According to him, having more banks licensed will lead to intense competition in Ghana’s banking industry, with respect to size of deposits and the size of market share of the various banks.
His comments come at a time when three new banks have entered the industry, putting the total number of commercial banks operating in Ghana to 32.
However, some stakeholders have pointed out that banks in Ghana do not have the capacity to undertake big ticket transactions like the cocoa syndication loan, and port expansion projects in the country, hence must merge.
Speaking to Citi Business News, Nana Otuo Acheampong maintained that more banks coming into the industry will provide Ghanaians an opportunity to choose the best. “Well as we say in our parlance more meat doesn’t spoil the soup.
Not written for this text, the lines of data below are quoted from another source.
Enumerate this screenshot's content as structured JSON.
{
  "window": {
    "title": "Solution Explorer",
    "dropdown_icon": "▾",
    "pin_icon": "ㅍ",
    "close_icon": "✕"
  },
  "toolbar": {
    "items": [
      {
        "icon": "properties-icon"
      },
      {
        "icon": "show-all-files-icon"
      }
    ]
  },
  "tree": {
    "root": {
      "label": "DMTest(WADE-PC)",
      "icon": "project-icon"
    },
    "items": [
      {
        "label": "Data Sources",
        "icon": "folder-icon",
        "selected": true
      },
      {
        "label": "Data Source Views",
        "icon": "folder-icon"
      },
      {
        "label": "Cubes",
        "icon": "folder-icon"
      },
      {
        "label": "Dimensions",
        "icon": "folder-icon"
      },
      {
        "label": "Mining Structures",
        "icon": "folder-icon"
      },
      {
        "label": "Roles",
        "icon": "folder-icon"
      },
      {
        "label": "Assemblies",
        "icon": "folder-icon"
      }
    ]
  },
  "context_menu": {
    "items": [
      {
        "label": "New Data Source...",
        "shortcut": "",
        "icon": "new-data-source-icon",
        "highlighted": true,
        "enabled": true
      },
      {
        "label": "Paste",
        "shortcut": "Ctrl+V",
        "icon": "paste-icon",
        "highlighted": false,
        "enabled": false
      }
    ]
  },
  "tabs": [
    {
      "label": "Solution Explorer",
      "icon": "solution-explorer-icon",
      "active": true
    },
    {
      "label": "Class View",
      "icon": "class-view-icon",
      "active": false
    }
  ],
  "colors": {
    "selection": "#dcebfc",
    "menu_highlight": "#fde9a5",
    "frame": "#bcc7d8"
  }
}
The only issue is they are coming into the market which we all know needs bigger tickets banks or with adequate capitalization,” he said.
“So we welcome the addition but we hope that going forward there will be some consolidation in the process,” he added.
Reacting to the issue of whether the central bank should put a hold on new licenses, Nana Otuo Acheampong rebut that Ghana is a free economy, therefore the Bank of Ghana cannot refuse to license any group or individual that meets all the criteria set for a universal bank license.
He stated that, raising of the minimum capital requirement from the current 120 million Ghana cedis will not stop new entrants or push existing ones out of business.
“Its a free economy so if somebody comes up with a good business proposal which is feasible then I don’t see why the central bank will hold back on giving the license. I know that recently the central bank raised the minimum capital requirement,” he said.
“So even if you double it to 240 million cedis am sure those who have the money will still come because banking is a profitable business,” he added.
According to him, the number of banks in the country is good for an economy with an unbanked population of almost 80% of the country’s adult population.
On the issue of local banks being able to participate in what is term as the big ticketing transaction, Nana Otuo Acheampong said Ghanaian owned banks must consider consolidating to enable them take part in big ticket transactions.
“Is of concern to have a lot more universal banks that cannot be part of funding multimillion dollar transactions and so going forward we hope that the locally controlled banks will be able to consolidate and take part in transactions seen to need huge funding,” he suggested.
The three new banks include Union Savings and Loans to now be called Omni bank, Premium bank and Sovereign bank which has already began operations.